Recursive Approach of Insertion Sort
 Traverse the input array from left to right, beginning with the second element.
 Starting from the rightmost element, compare each element to the elements in the sorted subarray to its left.
 If an element in the sorted subarray is greater than the current element, it is moved to the right one position.
 Step 3 should be repeated until you find an element that is less or equal to the current element.
 Place the current element immediately to the right of the element discovered in step
 Steps 2–5 must be repeated for all remaining elements in the unsorted subarray.
Java Code of Insertion Sort – Recursive Approach
import java.util.*; public class Main { public static void recursiveInsertionSort(ArrayList<Integer> arr, int n) { if (n <= 1) { return; } recursiveInsertionSort(arr, n  1); int last = arr.get(n  1); int j = n  2; while (j >= 0 && arr.get(j) > last) { arr.set(j + 1, arr.get(j)); j; } arr.set(j + 1, last); } public static void printArray(ArrayList<Integer> arr, int n) { for (int i = 0; i < n; i++) { System.out.print(arr.get(i) + " "); } System.out.println(); } public static void main(String[] args) { ArrayList<Integer> arr = new ArrayList<Integer>( Arrays.asList(12, 11, 13, 5, 6)); int n = arr.size(); recursiveInsertionSort(arr, n); printArray(arr, n); } }
Output :
5 6 11 12 13
Time Complexity
worst case : O(N^2)
best case : O(N)
Space Complexity
O(n) due to the recursion stack.
Conclusion
Insertion sort stands out as a straightforward and effective sorting algorithm, particularly suited for handling small datasets and partially sorted data. It sequentially positions unsorted elements into their correct places within the sorted portion of the array. In Java, insertion sorting can be implemented using either an iterative or recursive method. Although not optimized for large datasets, insertion sort remains valuable for smaller datasets or those that are nearly sorted. For larger datasets, alternative algorithms like merge sort or quicksort may be more appropriate.

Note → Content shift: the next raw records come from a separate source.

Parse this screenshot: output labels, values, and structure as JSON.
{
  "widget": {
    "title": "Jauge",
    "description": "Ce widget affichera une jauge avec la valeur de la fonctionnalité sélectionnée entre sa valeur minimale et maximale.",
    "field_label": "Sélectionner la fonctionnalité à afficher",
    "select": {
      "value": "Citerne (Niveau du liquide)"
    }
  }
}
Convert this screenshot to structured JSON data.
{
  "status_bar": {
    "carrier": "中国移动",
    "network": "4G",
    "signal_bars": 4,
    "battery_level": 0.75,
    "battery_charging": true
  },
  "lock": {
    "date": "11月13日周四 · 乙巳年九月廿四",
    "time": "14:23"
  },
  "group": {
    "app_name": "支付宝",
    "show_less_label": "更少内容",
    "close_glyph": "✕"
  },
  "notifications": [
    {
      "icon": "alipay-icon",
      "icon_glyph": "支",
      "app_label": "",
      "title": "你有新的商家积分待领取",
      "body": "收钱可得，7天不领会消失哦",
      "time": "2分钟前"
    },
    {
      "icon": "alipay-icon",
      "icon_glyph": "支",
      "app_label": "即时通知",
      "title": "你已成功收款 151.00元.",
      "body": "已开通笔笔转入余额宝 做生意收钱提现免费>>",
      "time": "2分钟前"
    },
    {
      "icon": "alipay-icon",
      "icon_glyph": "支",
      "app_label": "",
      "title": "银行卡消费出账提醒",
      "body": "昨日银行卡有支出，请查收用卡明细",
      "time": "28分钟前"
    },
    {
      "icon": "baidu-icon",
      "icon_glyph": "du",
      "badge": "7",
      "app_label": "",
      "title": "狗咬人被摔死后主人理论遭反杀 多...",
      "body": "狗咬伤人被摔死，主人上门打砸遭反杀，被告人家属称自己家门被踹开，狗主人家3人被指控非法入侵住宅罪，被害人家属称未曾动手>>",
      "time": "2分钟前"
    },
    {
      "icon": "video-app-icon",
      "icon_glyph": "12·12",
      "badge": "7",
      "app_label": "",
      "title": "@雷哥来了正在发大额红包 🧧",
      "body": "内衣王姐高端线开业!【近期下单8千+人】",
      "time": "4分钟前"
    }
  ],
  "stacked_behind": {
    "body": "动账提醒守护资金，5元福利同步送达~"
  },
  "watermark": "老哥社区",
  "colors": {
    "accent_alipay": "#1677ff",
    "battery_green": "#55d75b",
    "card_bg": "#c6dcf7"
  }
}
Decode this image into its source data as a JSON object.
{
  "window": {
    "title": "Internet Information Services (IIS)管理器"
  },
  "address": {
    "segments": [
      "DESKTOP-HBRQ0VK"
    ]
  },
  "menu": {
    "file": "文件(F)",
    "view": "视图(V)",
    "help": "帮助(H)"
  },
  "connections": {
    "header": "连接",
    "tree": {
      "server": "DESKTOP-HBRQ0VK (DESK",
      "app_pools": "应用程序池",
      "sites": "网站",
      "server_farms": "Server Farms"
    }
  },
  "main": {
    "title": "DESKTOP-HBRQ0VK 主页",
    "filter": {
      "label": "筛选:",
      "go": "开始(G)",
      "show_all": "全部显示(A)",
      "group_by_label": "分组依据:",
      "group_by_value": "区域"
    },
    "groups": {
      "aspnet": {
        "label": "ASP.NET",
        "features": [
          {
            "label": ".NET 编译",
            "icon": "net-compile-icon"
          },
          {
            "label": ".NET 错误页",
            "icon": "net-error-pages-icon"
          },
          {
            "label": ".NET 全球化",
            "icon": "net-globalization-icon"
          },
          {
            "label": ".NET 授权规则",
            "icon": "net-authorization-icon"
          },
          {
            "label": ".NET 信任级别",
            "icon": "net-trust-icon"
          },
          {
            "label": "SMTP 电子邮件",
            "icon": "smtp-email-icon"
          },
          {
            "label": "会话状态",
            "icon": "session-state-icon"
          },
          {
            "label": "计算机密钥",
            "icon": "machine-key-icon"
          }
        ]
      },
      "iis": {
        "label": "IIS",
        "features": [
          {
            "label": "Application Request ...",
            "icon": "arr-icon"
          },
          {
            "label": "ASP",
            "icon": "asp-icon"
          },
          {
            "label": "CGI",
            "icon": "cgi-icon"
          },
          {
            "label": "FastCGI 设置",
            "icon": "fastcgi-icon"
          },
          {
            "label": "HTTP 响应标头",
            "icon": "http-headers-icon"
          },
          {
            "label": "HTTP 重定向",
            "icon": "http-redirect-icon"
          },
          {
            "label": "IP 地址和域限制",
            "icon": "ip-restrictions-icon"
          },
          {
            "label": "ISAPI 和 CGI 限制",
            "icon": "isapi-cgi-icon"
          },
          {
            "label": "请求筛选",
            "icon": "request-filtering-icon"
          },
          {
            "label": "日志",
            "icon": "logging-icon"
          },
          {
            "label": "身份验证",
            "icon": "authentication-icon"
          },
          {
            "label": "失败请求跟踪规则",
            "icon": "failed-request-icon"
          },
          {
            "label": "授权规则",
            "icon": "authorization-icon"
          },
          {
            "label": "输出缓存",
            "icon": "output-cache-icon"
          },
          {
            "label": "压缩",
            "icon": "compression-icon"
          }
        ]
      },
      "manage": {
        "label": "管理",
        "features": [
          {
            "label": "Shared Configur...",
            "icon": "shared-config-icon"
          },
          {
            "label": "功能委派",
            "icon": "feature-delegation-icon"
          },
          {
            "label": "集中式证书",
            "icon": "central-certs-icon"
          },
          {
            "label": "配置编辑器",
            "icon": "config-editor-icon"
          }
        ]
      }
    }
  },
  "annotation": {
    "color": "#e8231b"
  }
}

Frequently Asked Questions (FAQs) Related to Insertion Sort in Java
Below are some of the FAQs related to Insertion Sort in Java:
1. How does insertion sort work?
Insertion sort works by iterating over the array starting from the second element. For each element, it compares it with the elements before it and moves them to the right until it finds the correct position for the current element.
2. What is the time complexity of insertion sort?
The time complexity of insertion sort is O(n^2) in the worstcase scenario, where n is the number of elements in the array. However, it has an averagecase time complexity of O(n^2) and a bestcase time complexity of O(n) for nearly sorted arrays.
3. Is insertion sort stable?
Yes, insertion sort is a stable sorting algorithm. This means that it preserves the relative order of equal elements in the sorted array.
4. When should I use insertion sort?
Insertion sort is suitable for sorting small arrays or nearly sorted arrays. It is also a good choice when the input array is almost sorted or when the memory space is limited, as it has a small memory footprint compared to other sorting algorithms.
5. Can insertion sort be used for sorting linked lists?
Yes, insertion sort can be used for sorting linked lists. It works by repeatedly inserting the next element into its correct position in the sorted sublist, similar to how it works for arrays.